The product of this sad history is today’s three-way division of the Israeli public. An increasingly fervent right rejects a two-state solution in theory (as a violation of God’s plan for Judea and Samaria) and in practice (as a mortal threat to Israel’s security). An enlarged, more skeptical center accepts it in theory but not in practice. A much-diminished left continues to believe in the two-state solution, in theory and in practice.
In the eyes of most Israelis, events have discredited the left’s noble dreams. If centrist politicians offer no alternative—and most have been reluctant—the right will retain the initiative.
.. Yet if Mr. Netanyahu is serious—and not just playing rope-a-dope until the Trump administration exhausts itself in the Middle East—he will do his utmost to broaden the talks by bringing the Saudis, and the Sunni coalition they lead, into the process.
.. If Mr. Netanyahu is skillful and determined, he will seize on the newly strengthened ties between Washington and Riyadh to engineer a similar invitation from the Saudis to meet face-to-face. To make this happen, the Israeli prime minister would have to utter some encouraging words about the Arab Peace Plan, a 15-year-old Saudi initiative, which he did as recently as 2015.
Two parties in the current coalition— Naftali Bennett’s Jewish Home and Avigdor Liberman’s Yisrael Beiteinu—would leave. The leaders of the Zionist Union, Ms. Livni and Mr. Herzog, almost certainly would be willing to join. There is a potential majority coalition for new and broadened negotiations, which only Mr. Netanyahu has the hard-line credibility to lead.
This would be the moment of truth for Mr. Netanyahu’s leadership. Does he want to use his mastery of coalition tactics to maintain himself in power indefinitely, or does he want to be remembered as a man who gambled on changing the course of history for his country?
The setting is dramatic. Moses has led the Children of Israel from slavery in Egypt and across the Red Sea to freedom. He has guided them to Mount Sinai to receive the Ten Commandments, and repented their sin of the Golden Calf. Now, Moses stands with them near the boundary of the Promised Land.
.. The majority, ten out of the twelve, give a discouraging report to the people. “We came to the land to which you sent us, and it is flowing with milk and honey, and this is its fruit. However, the people who inhabit the land are mighty, and the cities are extremely huge and fortified, and there we saw even the offspring of the giant. … We are unable to go up against the people, for they are stronger than we. … The land we passed through to explore is a land that consumes its inhabitants, and all the people we saw in it are men of stature. … There we saw the giants …. In our eyes, we seemed like grasshoppers, and so we were in their eyes.” (13: 27-33)
This is the first recorded example of “fake news.” It includes two types of fakery. One involves “facts” that are just made up — stories of giants and grasshoppers. The other involves true facts — “milk and honey” — that are spun in a damaging way, couched in editorial language — “We are unable” — that is calculated to create division and despair.

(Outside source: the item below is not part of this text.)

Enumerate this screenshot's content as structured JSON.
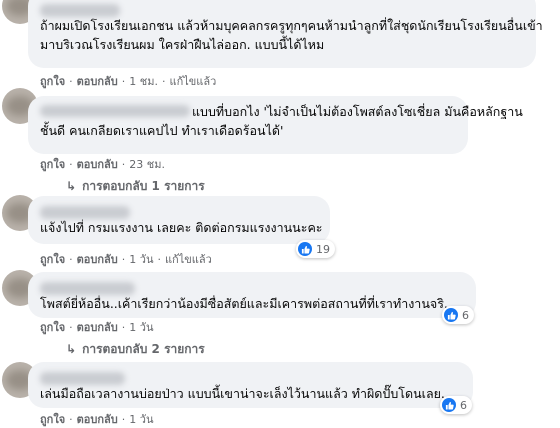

.. The “fake news” has had its effect — not only misinforming the people, but encouraging political division and sedition.
.. As punishment, the Children of Israel are condemned to wander in the desert for another 40 years, until nearly all of the adults have died. Only a new generation, the Lord decrees, will be able to enter the Promised Land. (14: 29-35)
.. So fake news is nothing new. What fundamentally divided the spies was not what they saw when they scouted the land, but what they believed about their ability to inhabit it. The majority did not have enough faith, and sought to undermine the faith of others. They planted faulty intelligence with that deliberate, destructive agenda in mind.
.. Today we face the same problem. The truth is obvious enough for our reporters to see. But some are determined to divide the country and undermine its leadership. They feed false information to the public, or present true facts in the most negative light. As a result, half the country lives in a nightmarish alternate reality, terrified of the country’s leadership.
It is not just a crisis of reporting, but also a crisis of faith. We lack faith in the country’s institutions; we lack faith in ourselves.
Despite the convenience of this narrative, there are other forces at play. In reality, Qatar has been ostracized by its “brotherly” neighbors, as the language of regional diplomacy has it, for not kowtowing to the collective vision for the Middle East now largely shared by the United States, Saudi Arabia and Israel.
.. The more heinous sin for which Doha is being punished is its willingness to acknowledge that Iran occupies a position as an important regional power and that political Islamists like Hamas and Hezbollah have a role to play in determining the future of the Middle East. To put it bluntly, Qatar is being penalized for refusing to accept the status quo of the past 40 years, and for daring to challenge the conventional wisdom in the gulf that bashing Tehran, buttressing military strongmen and suppressing political Islamism are the right path for the region.
.. The measures, decided at a meeting of the government’s security cabinet on Sunday, include allowing construction of Palestinian residences in the area of the West Bank under Israeli control, Prime Minister Benjamin Netanyahu’s office said Monday, a controversial issue for right-wing Israelis who don’t want to give up the land.